7. Select the type and check the feasibility of the spring depending on the space available and the type of structure available.
Selection procedure of Constant spring hanger
Constant Effort spring shall be selected where the vertical movement exceeds 50 mm, where it is necessary to restrict the transfer of load to the adjacent terminal of equipment, or where the Spring variability exceeds 25%.
1. Determine the load and total movement.
Total movement = design movement + overtravel Overtravel = 20% of the design movement or 25 mm whichever is higher.
2. Select the spring from the load chart keeping in mind that the spring selected must lie within the working range (Between red and black lines)
3. Select the type and check the feasibility of the spring depending on the space available and the type of structure available.
4. The Spring box must be able to move freely without any restriction.
5. Stress Engineer must check the eccentricity (See Fig 1 below) of the spring load flange and the spring base plate while providing foundation information to the Civil team.
Spring Hanger Selection procedure in Caesar II
1. CAESAR-II Default Setting for Hanger Selection: Before making input for spring selection it is always better to make a default Caesar setting for the hanger design.
2. CAESAR-II Auxiliary Spreadsheet setting for Hanger Selection During spring selection at a particular node, the following auxiliary spreadsheet appears. The setting of this spreadsheet is to be done as illustrated in the below diagram.
NOTE-1: Maximum Allowed Travel Limit: This field is used to specify a limit on the amount of travel a variable support hanger may undergo. CAESAR will be forced to select a Constant Effort Spring if the movement exceeds the limit in this field, even though a variable effort spring would have fulfilled our purpose. Constant effort hangers can be designed forcefully by inputting a very small number i.e. 0.001 in this field.
NOTE-2: Free Code: Anchor or Restraints from equipment connections which are very near to the hangers are usually freed during the hanger design restrained weight run so that loads normally going to the equipment nozzle is carried by the hanger. The hanger can be designed to take almost the full weight of the pipe between the anchor and the hanger Using this field enter the node number & the direction in which free code is to be used.
Free Codes are:-
- Free the anchor or restraint in the Y direction only.
- Free the anchor or restraint in the Y and X directions only.
- Free the anchor or restraint in the Y and Z directions only.
- Free all translational degrees of freedom for the anchor or restraint. (X, Y, and Z)
- Free all translational and rotational degrees of freedom for the anchor or restraint. (X, Y, Z, RX, RY, and RZ).Refer to the Figure below.
Option 5 above usually results in the highest adjacent hanger loads, but should only be used when the horizontal distance between the hanger and the anchor is within about 4 pipe diameters as shown in Fig 4.
NOTE-3: Number of hangers at location: For better stability, the base type spring support of 24″ and larger are used with 2 spring cans.
Few important points to keep in mind while Spring selection
- For the can type springs the spring height should be kept minimum from a stability point of view.

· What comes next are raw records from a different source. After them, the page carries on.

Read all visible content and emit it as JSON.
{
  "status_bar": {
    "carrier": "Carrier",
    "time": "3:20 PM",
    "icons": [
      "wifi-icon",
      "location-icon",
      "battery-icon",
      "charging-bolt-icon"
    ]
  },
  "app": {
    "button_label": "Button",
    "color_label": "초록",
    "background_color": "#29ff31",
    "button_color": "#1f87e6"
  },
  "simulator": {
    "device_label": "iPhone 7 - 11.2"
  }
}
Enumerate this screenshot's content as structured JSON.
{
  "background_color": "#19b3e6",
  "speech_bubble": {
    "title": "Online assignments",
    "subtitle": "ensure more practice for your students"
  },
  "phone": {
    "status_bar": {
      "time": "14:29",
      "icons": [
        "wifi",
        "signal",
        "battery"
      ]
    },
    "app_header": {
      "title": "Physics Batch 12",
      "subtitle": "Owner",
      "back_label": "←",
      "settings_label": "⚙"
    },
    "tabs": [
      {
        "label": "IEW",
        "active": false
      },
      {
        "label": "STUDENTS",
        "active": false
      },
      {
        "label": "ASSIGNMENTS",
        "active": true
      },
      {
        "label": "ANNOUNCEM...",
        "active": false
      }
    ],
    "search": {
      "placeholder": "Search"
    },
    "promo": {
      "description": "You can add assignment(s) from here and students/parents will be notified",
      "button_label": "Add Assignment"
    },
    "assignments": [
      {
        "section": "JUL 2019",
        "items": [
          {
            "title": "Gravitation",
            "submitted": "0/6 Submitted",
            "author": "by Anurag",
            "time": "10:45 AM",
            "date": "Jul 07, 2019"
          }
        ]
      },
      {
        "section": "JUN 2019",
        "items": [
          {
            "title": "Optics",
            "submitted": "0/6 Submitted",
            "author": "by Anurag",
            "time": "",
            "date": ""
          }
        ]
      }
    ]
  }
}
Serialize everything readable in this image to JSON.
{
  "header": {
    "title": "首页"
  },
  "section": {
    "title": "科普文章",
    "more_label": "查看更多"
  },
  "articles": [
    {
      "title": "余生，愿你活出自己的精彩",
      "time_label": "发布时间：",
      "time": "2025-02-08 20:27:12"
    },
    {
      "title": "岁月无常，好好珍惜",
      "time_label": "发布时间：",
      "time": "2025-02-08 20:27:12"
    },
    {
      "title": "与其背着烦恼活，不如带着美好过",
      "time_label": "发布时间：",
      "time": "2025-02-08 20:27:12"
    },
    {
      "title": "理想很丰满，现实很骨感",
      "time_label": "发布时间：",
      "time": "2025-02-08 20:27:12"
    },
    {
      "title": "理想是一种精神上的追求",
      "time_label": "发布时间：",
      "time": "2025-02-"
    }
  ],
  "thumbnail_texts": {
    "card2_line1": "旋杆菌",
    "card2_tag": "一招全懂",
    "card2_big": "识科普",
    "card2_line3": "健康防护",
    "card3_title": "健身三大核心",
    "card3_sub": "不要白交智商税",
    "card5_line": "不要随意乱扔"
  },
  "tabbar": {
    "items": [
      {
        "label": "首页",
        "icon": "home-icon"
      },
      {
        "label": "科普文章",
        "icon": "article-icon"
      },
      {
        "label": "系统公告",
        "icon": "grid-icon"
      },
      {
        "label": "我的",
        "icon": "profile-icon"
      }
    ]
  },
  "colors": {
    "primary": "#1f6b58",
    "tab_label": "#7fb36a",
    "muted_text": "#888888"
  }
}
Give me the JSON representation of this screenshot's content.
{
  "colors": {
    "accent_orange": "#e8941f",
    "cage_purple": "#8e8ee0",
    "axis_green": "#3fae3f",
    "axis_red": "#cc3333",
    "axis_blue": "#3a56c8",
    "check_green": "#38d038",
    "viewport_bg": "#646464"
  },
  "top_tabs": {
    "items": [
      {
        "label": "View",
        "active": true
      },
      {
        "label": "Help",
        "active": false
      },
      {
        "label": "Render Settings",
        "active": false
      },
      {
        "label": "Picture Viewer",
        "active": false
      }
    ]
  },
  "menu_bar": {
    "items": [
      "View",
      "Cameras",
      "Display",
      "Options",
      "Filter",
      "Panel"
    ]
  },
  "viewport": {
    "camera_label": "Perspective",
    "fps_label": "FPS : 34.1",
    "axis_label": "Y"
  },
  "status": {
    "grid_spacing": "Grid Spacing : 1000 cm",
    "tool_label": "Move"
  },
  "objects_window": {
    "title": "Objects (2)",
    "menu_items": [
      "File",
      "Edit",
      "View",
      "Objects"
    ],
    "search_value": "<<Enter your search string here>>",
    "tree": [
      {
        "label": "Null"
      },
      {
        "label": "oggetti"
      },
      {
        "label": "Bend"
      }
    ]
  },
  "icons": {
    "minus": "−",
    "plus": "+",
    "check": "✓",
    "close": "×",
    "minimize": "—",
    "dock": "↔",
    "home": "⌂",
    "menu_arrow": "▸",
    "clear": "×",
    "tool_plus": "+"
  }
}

If the spring height is less the moment of spring will reduce and the tilting of the spring (Fig. 5) can be avoided or significantly minimized.
- The spring which has a lower spring rate will have lower load variation.
- While designing the spring hanger the sustained sagging should be minimized within +/-1 mm so that the original piping system is not strained much.
Few more useful Resources for you…
Technical and General requirements for Spring Hangers while purchasing.
TBE of vendor Spring hangers: Main points to consider before placing an order
Spring hangers: Common Interview Questions with Answers
Spring hanger selection and design guidelines for a Piping engineer using Caesar II
Basics of Pipe Stress Analysis